* _RECORDS SUPPLIED_
++++

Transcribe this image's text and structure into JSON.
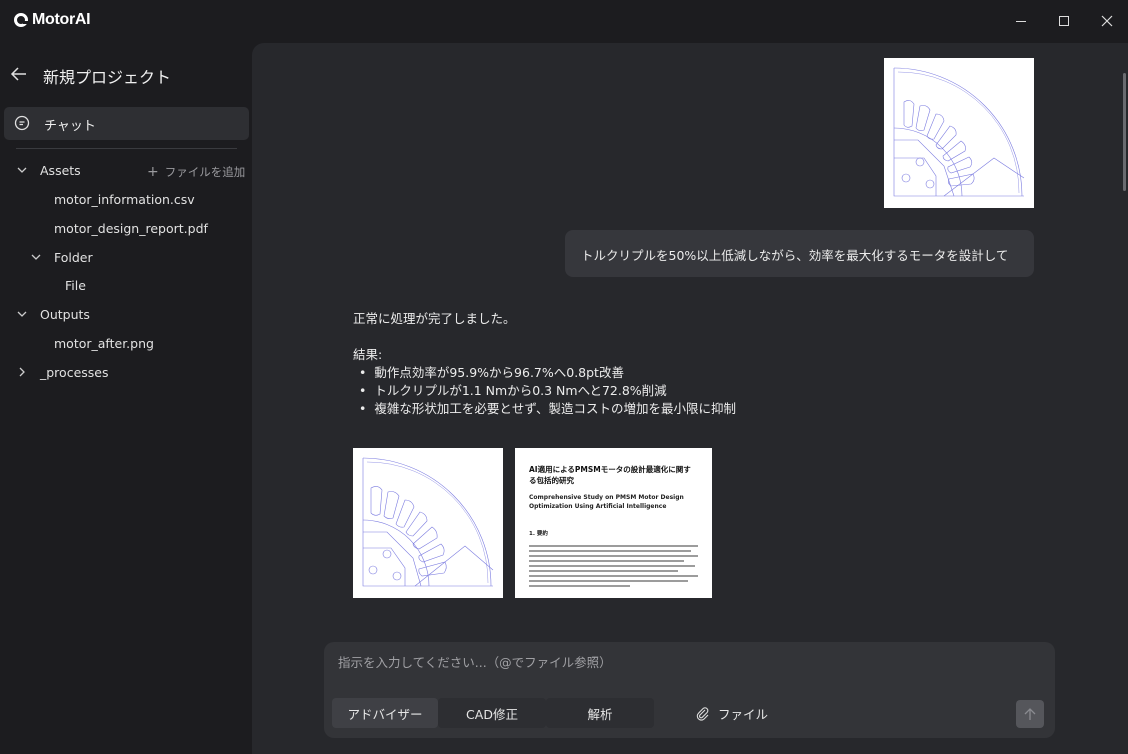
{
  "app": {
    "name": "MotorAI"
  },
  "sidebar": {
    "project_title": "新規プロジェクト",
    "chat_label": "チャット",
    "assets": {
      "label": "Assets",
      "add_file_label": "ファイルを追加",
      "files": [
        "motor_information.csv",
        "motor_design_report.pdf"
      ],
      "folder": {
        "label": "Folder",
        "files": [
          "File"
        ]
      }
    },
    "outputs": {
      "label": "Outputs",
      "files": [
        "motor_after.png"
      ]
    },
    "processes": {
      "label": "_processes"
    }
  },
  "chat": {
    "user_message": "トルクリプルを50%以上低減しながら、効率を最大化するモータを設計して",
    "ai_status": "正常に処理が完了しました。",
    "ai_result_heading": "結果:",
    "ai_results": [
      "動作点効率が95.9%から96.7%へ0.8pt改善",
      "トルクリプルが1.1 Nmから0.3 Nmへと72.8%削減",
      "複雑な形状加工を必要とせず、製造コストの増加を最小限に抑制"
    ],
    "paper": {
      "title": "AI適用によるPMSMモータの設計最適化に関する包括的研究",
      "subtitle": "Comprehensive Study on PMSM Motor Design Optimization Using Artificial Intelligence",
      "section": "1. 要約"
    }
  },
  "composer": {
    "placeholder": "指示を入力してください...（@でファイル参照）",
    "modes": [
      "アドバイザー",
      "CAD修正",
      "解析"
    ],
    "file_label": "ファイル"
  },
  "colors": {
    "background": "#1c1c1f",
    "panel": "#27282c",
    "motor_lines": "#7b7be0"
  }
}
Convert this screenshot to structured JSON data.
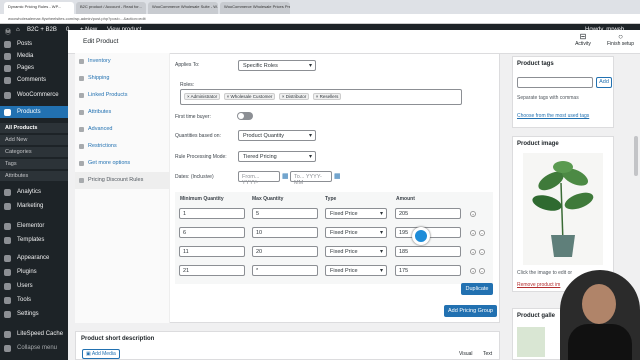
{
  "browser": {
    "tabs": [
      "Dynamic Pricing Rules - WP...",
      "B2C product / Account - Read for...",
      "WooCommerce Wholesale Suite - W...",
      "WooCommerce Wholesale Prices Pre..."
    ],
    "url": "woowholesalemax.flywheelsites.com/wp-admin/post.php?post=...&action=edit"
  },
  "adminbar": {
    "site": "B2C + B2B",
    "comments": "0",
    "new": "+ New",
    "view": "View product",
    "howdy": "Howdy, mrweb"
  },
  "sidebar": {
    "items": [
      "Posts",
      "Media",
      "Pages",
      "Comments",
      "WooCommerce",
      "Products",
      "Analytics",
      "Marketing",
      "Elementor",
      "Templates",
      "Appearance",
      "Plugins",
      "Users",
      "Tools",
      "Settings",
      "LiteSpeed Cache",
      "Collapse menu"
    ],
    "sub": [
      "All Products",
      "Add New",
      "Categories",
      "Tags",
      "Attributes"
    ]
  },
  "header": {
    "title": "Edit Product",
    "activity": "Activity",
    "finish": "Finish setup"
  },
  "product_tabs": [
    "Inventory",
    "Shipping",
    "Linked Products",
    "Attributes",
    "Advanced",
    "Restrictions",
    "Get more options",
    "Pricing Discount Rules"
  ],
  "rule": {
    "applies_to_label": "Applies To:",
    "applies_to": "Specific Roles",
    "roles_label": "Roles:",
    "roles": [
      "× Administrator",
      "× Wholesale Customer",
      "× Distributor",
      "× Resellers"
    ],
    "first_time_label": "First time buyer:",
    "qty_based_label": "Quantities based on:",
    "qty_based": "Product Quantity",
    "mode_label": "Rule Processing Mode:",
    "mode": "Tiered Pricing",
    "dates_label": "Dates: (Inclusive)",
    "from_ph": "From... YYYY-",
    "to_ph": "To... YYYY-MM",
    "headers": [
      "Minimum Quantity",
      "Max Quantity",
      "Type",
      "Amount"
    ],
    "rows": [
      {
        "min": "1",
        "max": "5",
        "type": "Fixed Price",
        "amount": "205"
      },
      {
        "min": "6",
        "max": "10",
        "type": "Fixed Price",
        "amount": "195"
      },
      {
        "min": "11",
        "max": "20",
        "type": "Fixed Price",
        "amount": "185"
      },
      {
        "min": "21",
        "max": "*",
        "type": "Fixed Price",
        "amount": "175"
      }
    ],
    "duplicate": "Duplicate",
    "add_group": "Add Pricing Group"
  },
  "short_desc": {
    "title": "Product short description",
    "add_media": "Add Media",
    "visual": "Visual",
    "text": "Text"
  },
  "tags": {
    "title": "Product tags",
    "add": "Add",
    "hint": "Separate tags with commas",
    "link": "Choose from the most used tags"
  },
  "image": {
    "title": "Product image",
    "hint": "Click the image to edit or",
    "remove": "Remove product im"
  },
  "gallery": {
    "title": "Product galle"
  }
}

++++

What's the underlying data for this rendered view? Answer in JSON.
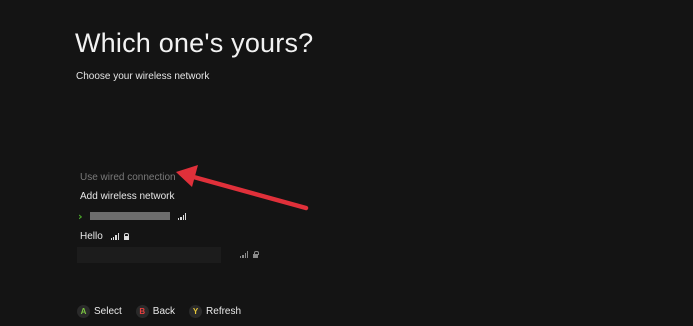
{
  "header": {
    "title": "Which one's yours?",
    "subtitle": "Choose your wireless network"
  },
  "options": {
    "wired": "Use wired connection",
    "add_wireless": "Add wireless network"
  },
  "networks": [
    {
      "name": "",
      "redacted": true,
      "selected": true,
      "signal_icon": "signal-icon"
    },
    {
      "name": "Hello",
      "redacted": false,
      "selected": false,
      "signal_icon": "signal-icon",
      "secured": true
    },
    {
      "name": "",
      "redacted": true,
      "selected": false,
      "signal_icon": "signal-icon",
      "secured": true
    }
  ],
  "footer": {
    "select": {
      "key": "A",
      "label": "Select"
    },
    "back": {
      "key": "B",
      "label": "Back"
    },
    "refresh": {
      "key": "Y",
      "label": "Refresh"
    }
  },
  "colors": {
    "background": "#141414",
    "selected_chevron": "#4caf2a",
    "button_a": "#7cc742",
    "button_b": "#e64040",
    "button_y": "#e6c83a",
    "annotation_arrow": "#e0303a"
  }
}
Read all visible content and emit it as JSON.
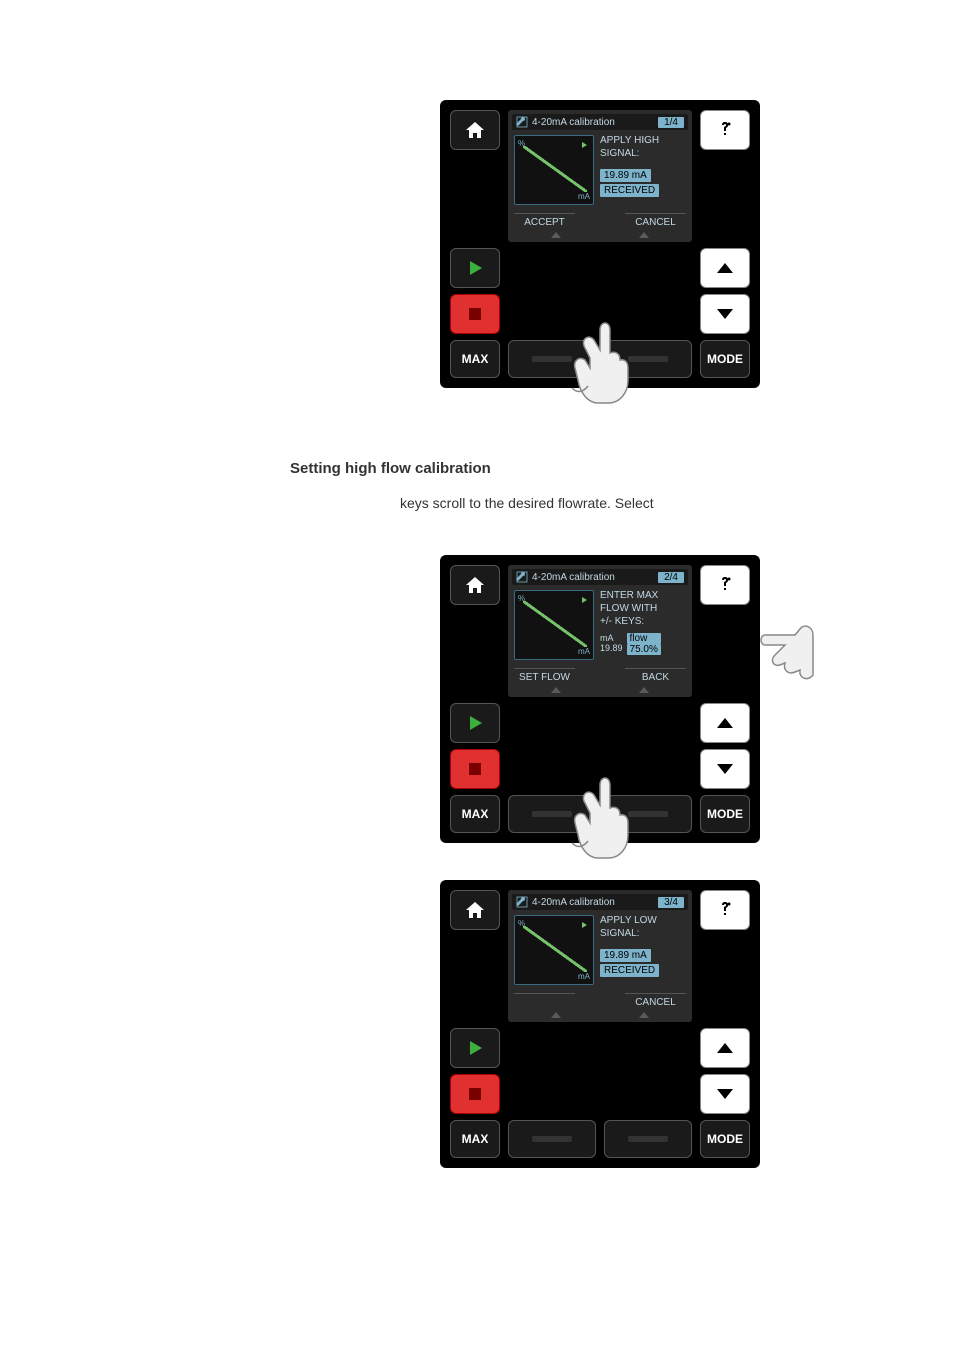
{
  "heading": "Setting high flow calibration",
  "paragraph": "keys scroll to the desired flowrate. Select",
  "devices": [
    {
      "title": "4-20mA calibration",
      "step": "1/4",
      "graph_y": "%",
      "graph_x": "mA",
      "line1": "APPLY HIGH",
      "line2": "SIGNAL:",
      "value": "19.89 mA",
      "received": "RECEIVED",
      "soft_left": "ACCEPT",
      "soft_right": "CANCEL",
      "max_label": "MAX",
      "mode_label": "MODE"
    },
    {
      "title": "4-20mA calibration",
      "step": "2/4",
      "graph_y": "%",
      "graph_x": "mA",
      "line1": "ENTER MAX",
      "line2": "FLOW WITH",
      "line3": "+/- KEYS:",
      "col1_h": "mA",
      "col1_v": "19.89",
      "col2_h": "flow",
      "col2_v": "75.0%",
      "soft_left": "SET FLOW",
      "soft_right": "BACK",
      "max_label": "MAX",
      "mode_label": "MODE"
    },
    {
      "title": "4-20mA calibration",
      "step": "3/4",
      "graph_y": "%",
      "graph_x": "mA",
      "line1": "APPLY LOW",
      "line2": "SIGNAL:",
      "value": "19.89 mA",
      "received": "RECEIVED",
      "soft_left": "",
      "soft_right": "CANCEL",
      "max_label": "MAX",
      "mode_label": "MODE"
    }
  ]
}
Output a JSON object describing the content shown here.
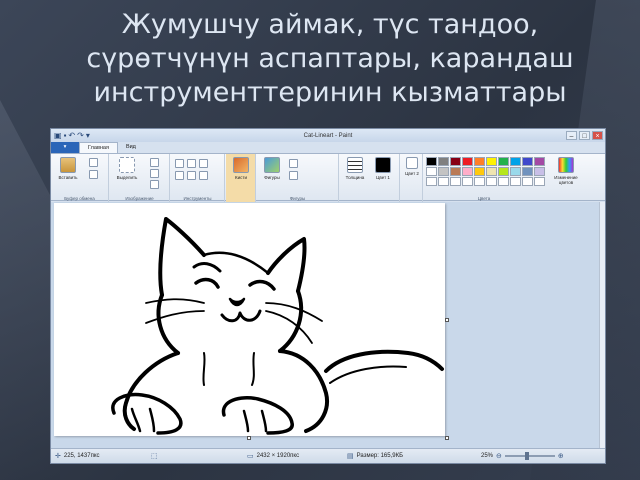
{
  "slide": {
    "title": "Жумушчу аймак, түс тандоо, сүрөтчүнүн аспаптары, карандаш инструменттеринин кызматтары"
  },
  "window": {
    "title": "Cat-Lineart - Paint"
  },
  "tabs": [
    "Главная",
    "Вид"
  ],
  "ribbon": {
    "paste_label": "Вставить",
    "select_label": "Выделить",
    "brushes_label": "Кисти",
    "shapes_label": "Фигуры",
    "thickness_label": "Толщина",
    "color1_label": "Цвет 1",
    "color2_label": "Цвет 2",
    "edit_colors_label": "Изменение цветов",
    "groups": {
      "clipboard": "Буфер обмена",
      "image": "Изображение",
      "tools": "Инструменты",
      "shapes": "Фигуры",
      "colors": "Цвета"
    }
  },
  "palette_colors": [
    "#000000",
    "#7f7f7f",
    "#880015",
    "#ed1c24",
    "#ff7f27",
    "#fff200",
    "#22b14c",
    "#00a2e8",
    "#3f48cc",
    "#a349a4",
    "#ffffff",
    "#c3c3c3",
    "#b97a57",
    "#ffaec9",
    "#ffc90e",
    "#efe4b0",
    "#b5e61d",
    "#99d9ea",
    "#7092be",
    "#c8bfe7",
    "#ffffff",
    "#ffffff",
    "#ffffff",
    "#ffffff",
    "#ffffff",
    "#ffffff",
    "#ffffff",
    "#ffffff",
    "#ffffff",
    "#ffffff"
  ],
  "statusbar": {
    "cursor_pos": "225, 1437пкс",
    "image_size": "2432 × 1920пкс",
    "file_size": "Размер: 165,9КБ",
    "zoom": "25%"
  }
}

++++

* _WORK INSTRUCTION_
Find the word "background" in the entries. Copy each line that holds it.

* _TASK RESPONSE_
    "background": "#1c1c1f",
    "background": "#141414",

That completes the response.